These tools can augment personal dialogue and, in many cases, work as an adjunct to therapy.

Do you think the rise in mood apps and the growth of “digital therapy” have helped de-stigmatize the conversation around mental health and wellness?

I certainly don’t have any data on that, but it seems plausible. It gives a certain freedom to talk about mental well-being and to inquire about other people.

There are a couple of other things that have made a big difference. They aren’t really therapy apps, but they’re things for people in crisis — the Crisis Text Line. It’s like, at the moment of dire need, there’s this option that’s probably less stigmatizing and has more privacy than a traditional 911 call.

Dialing a hotline is difficult for people who can be heard by the person that’s placing them at risk — whether that’s a parent in the next room or a domestic partner. Sometimes calling a hotline can be antithetical to getting help. Whereas, you can discretely text.


In the book, you write about how some people use social media like Facebook and other online communities to help with their moods and relationships.

Most of the mood apps now still have a happiness orientation or a very strong positive psychology orientation. And that’s a little different than the way some people want to track their moods, which is more to explore a range — exploring the depth of loss or learning to be okay with negative mood. Some people want tools for mental health that might not be quite so prescriptive or one-directional.

Everywhere you look online, people are talking about being overwhelmed or about needing a mental health break or help. Some call it “anxiety culture.” Is this an actual issue people need to be concerned with?

I don’t know. I haven’t done the population studies over time. But what I have seen is people using social media to ameliorate their own anxiety or to connect with people who can help them.

We hear a lot about negatively comparing ourselves to other people, but I think there are ways that people find role models and really, meaningfully, imitate those people to bring about positive changes in their lives.

I’m not saying that all social media use is positive, when clearly it’s not. But if we look to how people are using it in positive ways, we can try to find inspiration for how we want to use it.


You write about adapting the concept of “therapeutic alliance” — the collaborative bond between a patient and therapist. But can apps and smart tech really replace in-person therapy?
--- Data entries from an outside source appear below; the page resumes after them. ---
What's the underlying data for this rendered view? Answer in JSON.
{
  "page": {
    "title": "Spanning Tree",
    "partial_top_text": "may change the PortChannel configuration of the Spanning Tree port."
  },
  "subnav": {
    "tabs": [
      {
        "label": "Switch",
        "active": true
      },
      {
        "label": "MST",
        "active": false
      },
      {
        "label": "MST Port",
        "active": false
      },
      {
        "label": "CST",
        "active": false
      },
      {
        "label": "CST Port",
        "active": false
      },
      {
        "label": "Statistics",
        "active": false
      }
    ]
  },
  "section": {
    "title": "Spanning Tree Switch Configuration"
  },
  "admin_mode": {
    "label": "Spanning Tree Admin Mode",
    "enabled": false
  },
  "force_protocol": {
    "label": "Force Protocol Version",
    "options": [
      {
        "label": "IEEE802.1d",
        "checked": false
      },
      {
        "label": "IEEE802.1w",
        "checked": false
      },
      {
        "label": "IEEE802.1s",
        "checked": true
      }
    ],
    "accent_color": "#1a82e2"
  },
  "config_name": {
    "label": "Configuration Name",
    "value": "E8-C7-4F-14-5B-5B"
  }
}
That interpersonal relationship is key to psychotherapy, and there is a responsiveness that a person and their therapist has, and the way that relationship evolves based on the patient challenging the therapist and vice versa. That’s very important and, if there is a strong trust coupled with skill, that can really help a person. So that’s a big demand to bring into an app. But I do think that people who are using technology — we can demand more of it so that our relationship with our devices becomes more mutually challenging.
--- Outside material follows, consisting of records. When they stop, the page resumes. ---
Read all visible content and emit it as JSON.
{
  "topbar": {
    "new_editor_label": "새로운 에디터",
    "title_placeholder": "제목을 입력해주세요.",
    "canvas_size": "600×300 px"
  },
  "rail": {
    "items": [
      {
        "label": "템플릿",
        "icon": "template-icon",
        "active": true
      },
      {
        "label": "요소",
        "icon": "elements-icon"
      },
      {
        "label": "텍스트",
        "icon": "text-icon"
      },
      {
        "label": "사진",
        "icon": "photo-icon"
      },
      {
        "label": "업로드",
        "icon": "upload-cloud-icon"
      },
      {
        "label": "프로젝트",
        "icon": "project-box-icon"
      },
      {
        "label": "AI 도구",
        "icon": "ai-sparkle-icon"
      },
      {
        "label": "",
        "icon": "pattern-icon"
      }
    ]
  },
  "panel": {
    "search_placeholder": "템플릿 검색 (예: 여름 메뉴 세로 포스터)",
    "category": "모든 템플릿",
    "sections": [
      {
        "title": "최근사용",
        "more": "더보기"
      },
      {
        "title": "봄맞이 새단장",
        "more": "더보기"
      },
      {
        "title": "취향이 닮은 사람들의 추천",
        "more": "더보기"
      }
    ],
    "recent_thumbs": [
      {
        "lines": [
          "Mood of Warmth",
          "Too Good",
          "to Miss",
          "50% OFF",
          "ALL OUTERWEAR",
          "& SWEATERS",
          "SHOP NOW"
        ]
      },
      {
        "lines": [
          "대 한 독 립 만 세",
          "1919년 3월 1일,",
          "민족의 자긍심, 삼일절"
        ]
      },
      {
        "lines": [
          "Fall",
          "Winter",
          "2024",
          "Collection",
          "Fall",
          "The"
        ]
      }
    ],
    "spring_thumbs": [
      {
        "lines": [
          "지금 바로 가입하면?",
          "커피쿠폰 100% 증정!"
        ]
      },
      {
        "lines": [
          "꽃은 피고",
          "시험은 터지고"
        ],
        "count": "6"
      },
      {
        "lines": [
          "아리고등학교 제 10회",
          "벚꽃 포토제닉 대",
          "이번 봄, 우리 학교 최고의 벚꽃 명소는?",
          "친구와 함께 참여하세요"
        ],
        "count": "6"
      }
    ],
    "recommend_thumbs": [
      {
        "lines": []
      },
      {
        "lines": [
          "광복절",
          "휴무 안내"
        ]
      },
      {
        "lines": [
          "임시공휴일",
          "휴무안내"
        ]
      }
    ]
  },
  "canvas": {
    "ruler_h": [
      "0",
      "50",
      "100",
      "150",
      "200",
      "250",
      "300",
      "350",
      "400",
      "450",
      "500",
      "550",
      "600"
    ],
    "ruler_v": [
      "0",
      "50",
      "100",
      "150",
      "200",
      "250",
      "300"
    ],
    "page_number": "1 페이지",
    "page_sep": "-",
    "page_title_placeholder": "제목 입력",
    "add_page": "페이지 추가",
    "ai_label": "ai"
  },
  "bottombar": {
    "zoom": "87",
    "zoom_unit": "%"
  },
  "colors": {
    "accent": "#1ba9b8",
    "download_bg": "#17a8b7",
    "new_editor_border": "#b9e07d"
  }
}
We use our devices to look at ourselves more honestly and critically, and to push apps in different ways, to not just take them as they’re supposed to be used. Because the developer may or may not have what’s important to us in mind.

You’ve suggested there’s no “magic bullet,” so what is it in or about these apps or smart technologies that people should look for?

I spent a lot of time working on apps for emotional well-being, to help people make lifestyle changes to improve their health, but ultimately realized that, it’s how people use the technologies that are a part of their lives already — and how they really make those their own and then integrate those with their relationships and conversations — that makes a big difference.


So we don’t necessarily need to chase one app, or one product, but to be more resourceful and reflective about whatever we’re using.

One of the things that I really learned from some of the people that I interviewed was that it was almost like the technology was important, but what was more important was that they stayed focused on the other person that they were trying to change they’re conversations with, or the health issue.

So the technology is really just a means to these relationships or other objectives, and you can get lost in a shiny new device. That’s a clear red flag.

Aimee Ortiz can be reached at aimee.ortiz@globe.com. Follow her on twitter @aimee_ortiz.